The map below offers an interactive look at the geography of scientists and engineers across the United States. The data is also downloadable via an excel spreadsheet at the bottom of this page.

Where scientists and engineers work

The states with the most scientists and engineers in 2017 were California (946,680 scientists and engineers), Texas (567,040), and New York (392,570). Wyoming (7,960), Vermont (13,160), North Dakota (14,010) had the fewest scientists and engineers in 2017.

Scientists and engineers tend to cluster around Washington D.C., where they comprise 10.8 percent of the workforce — the most of any area. Maryland (7.6 percent), Virginia (7.5 percent), Washington (7.4 percent), and Colorado (7.1 percent) also rank among the top five states for scientists and engineers as a share of total workforce. These occupations make up the smallest share of the workforce in Mississippi (2.3 percent), Louisiana (2.4 percent), and Nevada (2.4 percent).

Where the science and engineering workforce is growing over 15, 10 and 5 years

Every state has grown their science and engineering workforce over the last 15 years, though levels of growth have varied. Arkansas (67.2 percent growth in scientists and engineers), North Dakota (66.2 percent), Utah (60.9 percent) experienced the most growth in scientists and engineers from 2003 to 2017. Connecticut (1.9 percent) and Louisiana (7.4 percent) were the only states where the science and engineering workforce grew by less than 10 percent.

During the 10-year period from 2008 to 2017, North Dakota (48.3 percent), Utah (39.5 percent), and Arizona (37.4 percent) saw the largest increase in scientists and engineers. Wyoming (10.1 percent decrease) and Mississippi (4.5 percent decrease) were the only states with fewer scientists and engineers in 2017 than in 2008.

More recently, for the years between 2013 and 2017, the science and engineering workforce grew the most in Utah (26.5 percent), Georgia (24.7 percent), and Delaware (20.2 percent). The number of scientists and engineers decreased in four states during the five-year period: Wyoming (10.4 percent decrease), Alabama (4.2 percent decrease), Louisiana (3.7 percent decrease), and Alaska (2.6 percent decrease).

Where the science and engineering workforce is concentrating over 15, 10 and 5 years

Scientists and engineers, as a share of total workforce, increased in every state during the 15-year period from 2003 to 2017. The share of total workers in science and engineering occupations grew the most in Delaware (1.7 percentage points) Washington, D.C. (1.6 percentage points), and Michigan (1.6 percentage points) during those years. Notably, the share also increased at a high-rate in Washington (1.5 percentage points), Maryland (1.5 percentage points), and Virginia (1.3 percentage points), where the science and engineering workforce was already among the nation’s most concentrated. The share of the workforce in science and engineering occupations changed little in Connecticut (0.03 percentage point increase), Louisiana (0.10 percentage point increase), and New Mexico (0.12 percentage point increase) during the 15-year period.

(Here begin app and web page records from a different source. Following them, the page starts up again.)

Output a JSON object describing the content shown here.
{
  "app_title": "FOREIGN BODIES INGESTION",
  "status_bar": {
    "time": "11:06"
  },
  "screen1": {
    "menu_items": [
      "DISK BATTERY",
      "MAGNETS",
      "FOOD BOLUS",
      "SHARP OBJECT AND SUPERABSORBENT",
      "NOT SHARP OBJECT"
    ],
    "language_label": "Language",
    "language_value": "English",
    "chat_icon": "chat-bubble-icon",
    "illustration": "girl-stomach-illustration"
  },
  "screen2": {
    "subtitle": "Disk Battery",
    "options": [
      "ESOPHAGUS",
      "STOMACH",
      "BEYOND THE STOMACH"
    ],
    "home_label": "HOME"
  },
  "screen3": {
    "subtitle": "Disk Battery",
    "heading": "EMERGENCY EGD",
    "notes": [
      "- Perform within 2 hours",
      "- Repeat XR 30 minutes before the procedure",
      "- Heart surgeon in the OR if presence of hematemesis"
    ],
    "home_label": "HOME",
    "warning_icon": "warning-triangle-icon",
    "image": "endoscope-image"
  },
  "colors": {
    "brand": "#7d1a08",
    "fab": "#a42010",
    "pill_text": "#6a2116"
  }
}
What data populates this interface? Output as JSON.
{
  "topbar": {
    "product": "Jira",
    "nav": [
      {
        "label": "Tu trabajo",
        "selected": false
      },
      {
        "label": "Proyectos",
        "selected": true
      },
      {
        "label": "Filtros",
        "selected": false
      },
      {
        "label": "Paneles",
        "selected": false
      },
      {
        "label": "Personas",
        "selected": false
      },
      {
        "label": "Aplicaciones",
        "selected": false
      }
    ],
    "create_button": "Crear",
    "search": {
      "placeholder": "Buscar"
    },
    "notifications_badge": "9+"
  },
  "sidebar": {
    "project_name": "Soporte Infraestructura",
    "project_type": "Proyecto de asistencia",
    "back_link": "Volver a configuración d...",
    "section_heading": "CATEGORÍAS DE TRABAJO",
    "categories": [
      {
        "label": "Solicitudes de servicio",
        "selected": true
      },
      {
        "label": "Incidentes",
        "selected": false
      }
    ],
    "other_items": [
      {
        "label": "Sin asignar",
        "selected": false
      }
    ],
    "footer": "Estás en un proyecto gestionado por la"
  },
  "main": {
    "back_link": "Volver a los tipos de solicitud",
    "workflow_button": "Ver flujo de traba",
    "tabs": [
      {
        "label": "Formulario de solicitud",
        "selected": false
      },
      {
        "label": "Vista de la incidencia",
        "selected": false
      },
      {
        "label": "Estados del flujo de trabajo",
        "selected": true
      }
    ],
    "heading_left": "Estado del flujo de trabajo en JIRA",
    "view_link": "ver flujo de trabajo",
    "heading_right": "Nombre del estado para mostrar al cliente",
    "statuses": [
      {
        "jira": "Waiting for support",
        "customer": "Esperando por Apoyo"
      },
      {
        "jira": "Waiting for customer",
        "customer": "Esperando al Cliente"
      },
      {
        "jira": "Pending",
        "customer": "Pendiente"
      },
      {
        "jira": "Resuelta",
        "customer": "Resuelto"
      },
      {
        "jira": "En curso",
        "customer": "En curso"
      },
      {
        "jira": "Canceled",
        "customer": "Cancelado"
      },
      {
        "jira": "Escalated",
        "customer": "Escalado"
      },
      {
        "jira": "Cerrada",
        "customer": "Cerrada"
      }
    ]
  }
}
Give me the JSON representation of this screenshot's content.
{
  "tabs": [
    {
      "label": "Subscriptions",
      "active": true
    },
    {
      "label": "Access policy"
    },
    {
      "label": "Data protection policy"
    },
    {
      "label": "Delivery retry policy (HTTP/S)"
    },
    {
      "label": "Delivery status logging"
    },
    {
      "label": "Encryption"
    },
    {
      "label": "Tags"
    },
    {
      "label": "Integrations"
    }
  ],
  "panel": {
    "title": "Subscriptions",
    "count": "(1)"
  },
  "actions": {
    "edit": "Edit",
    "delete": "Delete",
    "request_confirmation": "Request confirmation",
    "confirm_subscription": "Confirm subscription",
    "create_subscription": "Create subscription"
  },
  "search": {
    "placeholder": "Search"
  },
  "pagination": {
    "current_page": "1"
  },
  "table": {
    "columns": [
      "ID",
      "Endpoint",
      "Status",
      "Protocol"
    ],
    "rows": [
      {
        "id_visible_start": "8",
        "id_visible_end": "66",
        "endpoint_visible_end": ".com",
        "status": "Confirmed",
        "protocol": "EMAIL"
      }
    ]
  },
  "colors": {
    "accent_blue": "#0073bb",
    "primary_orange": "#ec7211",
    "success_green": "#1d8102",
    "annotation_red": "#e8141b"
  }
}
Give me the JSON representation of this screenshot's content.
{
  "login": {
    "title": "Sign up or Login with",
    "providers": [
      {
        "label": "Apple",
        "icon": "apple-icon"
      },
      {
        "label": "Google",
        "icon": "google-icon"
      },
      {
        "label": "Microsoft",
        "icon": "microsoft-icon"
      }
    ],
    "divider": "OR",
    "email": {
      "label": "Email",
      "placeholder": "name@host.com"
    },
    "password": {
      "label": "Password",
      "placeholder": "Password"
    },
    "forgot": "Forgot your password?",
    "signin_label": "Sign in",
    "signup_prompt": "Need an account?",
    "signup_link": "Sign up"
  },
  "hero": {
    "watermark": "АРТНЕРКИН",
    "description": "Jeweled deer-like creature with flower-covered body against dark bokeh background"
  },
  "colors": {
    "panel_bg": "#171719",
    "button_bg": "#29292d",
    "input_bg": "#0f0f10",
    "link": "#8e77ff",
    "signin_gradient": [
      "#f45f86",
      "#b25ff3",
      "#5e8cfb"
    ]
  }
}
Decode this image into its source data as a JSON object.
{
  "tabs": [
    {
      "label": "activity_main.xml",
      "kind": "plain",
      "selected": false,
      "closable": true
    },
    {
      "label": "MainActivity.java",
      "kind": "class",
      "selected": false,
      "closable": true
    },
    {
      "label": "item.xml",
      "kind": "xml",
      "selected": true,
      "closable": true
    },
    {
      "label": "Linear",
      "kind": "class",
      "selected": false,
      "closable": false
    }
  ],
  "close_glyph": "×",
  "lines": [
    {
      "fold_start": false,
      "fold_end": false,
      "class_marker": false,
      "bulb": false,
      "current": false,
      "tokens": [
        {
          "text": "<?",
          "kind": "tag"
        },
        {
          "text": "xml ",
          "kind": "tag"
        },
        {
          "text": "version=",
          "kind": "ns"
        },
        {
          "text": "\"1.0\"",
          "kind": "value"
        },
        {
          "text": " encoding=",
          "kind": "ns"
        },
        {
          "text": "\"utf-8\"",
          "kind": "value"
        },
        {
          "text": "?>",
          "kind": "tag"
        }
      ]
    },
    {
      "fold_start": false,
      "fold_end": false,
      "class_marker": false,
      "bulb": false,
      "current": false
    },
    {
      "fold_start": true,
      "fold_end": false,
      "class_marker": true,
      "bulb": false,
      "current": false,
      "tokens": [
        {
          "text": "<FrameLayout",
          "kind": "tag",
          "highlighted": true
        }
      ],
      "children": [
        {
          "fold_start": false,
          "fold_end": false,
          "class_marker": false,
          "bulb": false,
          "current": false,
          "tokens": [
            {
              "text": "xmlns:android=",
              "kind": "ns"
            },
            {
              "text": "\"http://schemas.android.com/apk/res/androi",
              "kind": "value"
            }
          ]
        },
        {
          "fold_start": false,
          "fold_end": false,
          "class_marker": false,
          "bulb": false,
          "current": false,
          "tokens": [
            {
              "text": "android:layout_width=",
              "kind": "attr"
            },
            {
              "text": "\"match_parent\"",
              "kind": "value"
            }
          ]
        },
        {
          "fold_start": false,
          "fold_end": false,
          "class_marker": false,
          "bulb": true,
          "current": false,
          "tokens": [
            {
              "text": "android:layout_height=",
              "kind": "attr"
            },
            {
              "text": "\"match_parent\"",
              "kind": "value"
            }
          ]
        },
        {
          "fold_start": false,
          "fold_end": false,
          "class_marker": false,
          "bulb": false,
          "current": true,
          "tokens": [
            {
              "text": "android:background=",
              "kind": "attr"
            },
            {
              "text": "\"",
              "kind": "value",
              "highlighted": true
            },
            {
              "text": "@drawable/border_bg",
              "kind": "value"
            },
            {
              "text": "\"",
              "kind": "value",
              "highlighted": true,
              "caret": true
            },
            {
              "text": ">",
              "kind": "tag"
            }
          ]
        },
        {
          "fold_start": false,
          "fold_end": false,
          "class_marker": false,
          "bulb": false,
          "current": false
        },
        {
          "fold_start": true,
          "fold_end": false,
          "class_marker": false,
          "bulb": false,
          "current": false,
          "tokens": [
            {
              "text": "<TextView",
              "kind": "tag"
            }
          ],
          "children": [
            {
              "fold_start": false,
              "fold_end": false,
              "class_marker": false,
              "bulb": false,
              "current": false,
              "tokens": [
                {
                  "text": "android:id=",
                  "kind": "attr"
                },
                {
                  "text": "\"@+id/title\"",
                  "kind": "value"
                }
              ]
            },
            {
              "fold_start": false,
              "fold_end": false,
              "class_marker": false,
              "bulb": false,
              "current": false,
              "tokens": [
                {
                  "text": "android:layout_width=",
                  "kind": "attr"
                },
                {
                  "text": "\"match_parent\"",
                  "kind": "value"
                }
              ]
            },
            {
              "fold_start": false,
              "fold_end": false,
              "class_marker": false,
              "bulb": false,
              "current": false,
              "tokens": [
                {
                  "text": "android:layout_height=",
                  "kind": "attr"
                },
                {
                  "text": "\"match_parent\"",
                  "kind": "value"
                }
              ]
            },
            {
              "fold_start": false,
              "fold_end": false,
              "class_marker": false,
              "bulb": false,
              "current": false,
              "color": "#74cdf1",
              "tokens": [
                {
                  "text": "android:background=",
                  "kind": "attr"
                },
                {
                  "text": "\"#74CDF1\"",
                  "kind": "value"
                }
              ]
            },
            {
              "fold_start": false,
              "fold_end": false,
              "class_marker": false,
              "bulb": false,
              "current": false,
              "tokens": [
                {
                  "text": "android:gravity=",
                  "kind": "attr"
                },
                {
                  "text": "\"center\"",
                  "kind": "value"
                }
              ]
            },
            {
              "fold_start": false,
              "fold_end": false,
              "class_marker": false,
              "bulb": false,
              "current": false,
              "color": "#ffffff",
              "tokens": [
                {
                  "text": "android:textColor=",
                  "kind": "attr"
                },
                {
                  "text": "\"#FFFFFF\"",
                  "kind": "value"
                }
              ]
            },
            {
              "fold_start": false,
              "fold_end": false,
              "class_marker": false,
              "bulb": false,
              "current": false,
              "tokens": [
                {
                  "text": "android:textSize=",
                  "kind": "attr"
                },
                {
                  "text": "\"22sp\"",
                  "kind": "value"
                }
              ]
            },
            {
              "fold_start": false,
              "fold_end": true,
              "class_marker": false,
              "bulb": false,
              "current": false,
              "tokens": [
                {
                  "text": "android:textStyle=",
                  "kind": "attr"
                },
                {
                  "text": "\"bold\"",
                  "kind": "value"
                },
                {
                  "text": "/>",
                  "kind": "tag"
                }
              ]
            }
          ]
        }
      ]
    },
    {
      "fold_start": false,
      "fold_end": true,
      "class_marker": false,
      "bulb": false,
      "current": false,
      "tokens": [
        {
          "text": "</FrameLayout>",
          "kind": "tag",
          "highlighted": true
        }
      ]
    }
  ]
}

During the 10-year period from 2008 to 2017, scientists and engineers as a share of the total workforce increased the most in Arizona (1.3 percentage point), Rhode Island (1.1 percentage points), and Georgia (1.1 percentage points). The share declined in Wyoming (0.2 percentage points) and Mississippi (0.1 percentage points) during these years.

From 2013 to 2017, the share of the workforce comprised of scientists and engineers increased the most in Washington D.C. (1.0 percentage points), Delaware (0.6 percentage points) and Michigan (0.6 percentage points). Meanwhile, 10 states saw their share of workers in science and engineering decline, led by Alabama (0.3 percentage points).

This analysis is based on 15 years of science and engineering workforce data by state prepared by the National Science Foundation. SSTI has prepared a spreadsheet of this data, which is downloadable below.


useful stats, workforceFile Useful Stats 101818.xlsx